[Entries taken from a collection]
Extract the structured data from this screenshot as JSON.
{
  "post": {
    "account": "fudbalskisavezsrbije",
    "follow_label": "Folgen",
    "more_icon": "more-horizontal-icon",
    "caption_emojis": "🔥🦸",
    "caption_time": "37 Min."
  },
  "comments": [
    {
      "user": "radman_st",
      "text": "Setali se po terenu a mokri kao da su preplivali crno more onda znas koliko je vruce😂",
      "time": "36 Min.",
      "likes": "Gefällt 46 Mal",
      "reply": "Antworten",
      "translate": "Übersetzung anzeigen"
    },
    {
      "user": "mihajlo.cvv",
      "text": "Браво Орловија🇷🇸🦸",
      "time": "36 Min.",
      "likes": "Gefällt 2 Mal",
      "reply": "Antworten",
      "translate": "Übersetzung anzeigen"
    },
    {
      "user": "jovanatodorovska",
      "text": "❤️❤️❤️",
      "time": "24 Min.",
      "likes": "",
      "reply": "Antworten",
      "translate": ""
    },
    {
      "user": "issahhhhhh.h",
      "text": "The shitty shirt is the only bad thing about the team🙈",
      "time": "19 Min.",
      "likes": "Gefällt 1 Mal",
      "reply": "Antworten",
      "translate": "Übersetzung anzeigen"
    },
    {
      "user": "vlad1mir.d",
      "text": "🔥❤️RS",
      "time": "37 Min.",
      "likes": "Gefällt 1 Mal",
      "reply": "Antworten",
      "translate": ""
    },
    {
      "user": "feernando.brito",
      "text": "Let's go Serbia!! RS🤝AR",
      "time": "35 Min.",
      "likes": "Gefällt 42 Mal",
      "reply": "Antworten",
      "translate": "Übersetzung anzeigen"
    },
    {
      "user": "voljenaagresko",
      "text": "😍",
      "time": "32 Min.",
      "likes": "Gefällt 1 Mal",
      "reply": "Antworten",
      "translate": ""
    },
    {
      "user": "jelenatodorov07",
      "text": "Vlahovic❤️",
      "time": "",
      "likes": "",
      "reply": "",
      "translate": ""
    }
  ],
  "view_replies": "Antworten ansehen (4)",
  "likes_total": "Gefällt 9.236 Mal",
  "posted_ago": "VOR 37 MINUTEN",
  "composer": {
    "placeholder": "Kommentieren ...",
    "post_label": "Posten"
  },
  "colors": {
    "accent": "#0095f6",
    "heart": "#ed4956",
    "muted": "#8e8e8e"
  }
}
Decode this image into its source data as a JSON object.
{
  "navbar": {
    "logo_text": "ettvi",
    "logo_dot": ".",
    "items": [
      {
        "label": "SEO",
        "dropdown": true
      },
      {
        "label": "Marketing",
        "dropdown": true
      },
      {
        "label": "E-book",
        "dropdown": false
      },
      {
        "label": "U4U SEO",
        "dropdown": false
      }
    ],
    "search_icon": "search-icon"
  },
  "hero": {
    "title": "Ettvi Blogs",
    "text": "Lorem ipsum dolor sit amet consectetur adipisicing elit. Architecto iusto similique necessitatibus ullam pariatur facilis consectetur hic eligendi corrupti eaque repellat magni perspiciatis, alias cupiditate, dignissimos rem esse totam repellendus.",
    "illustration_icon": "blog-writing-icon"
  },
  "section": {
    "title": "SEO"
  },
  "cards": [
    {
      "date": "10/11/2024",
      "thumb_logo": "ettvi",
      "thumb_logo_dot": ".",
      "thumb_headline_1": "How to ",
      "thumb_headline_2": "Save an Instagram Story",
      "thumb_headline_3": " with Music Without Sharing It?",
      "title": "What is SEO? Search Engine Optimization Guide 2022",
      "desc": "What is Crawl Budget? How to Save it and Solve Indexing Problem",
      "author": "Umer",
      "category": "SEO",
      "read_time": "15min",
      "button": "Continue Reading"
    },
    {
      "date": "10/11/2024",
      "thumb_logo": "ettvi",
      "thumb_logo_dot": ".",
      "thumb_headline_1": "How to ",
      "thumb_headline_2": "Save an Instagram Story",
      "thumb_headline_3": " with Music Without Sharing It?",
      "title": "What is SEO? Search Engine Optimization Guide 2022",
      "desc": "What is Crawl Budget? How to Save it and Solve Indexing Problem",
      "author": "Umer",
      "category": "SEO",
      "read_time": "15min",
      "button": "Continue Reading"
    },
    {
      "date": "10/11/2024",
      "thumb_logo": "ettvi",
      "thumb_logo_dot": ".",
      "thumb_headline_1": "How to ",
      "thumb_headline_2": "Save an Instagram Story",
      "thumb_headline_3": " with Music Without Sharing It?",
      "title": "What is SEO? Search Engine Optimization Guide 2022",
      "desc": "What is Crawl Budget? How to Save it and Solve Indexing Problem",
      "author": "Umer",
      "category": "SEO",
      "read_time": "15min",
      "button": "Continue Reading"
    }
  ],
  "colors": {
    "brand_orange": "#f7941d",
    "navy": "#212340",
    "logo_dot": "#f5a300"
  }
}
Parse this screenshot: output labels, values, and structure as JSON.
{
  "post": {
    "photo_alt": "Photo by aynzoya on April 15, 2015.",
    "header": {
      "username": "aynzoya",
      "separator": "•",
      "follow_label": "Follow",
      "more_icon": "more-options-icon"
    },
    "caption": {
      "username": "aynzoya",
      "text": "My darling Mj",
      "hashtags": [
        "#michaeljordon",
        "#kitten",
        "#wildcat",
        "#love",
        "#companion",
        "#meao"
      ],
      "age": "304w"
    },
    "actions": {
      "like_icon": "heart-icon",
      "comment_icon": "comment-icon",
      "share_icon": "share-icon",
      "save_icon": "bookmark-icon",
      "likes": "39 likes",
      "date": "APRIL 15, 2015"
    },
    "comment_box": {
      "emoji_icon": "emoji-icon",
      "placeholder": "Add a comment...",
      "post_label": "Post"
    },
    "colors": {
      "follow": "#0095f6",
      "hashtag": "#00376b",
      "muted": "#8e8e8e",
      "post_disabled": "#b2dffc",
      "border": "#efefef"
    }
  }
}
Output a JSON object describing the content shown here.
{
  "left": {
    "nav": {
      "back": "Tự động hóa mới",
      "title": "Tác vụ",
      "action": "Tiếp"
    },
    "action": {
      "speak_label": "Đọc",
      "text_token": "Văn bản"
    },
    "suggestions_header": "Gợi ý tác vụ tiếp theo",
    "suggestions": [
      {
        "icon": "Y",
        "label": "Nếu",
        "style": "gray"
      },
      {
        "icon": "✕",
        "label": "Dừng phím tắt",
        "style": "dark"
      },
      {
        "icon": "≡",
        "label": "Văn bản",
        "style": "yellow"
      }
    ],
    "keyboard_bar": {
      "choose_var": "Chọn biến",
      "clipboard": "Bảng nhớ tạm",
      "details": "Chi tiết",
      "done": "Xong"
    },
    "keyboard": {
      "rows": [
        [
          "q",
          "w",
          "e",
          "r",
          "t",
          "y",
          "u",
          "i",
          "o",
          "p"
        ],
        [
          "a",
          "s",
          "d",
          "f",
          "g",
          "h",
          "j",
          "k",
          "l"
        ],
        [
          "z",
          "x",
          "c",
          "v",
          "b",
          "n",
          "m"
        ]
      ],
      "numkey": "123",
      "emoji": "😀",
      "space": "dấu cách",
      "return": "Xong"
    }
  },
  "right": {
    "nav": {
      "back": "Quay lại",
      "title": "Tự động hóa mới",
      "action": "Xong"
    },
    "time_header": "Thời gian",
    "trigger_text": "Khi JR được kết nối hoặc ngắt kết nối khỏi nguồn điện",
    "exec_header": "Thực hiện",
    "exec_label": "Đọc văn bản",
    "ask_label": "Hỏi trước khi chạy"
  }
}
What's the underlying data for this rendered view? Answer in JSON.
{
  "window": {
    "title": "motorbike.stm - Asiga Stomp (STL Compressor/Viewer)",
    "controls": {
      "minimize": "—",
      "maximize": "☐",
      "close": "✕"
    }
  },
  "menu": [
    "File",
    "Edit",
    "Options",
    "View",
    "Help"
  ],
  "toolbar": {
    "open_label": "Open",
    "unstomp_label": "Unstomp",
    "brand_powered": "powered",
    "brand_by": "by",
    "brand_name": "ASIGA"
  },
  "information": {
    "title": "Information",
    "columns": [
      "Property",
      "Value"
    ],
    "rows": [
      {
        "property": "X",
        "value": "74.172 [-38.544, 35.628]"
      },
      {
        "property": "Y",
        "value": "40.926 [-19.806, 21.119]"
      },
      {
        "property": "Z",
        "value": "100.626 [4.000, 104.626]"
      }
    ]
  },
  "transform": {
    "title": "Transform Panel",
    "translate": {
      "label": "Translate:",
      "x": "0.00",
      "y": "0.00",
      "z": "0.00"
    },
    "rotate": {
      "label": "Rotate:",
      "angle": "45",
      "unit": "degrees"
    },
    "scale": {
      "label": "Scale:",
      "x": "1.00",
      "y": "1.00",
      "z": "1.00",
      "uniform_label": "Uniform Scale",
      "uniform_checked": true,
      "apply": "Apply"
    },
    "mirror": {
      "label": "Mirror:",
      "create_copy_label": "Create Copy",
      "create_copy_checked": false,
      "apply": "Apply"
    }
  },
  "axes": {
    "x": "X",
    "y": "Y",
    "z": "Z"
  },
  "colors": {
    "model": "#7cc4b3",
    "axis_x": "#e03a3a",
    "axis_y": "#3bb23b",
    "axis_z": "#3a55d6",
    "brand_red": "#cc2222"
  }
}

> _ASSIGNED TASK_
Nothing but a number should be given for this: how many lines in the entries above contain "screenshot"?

> _RESULT OF THE TASK_
2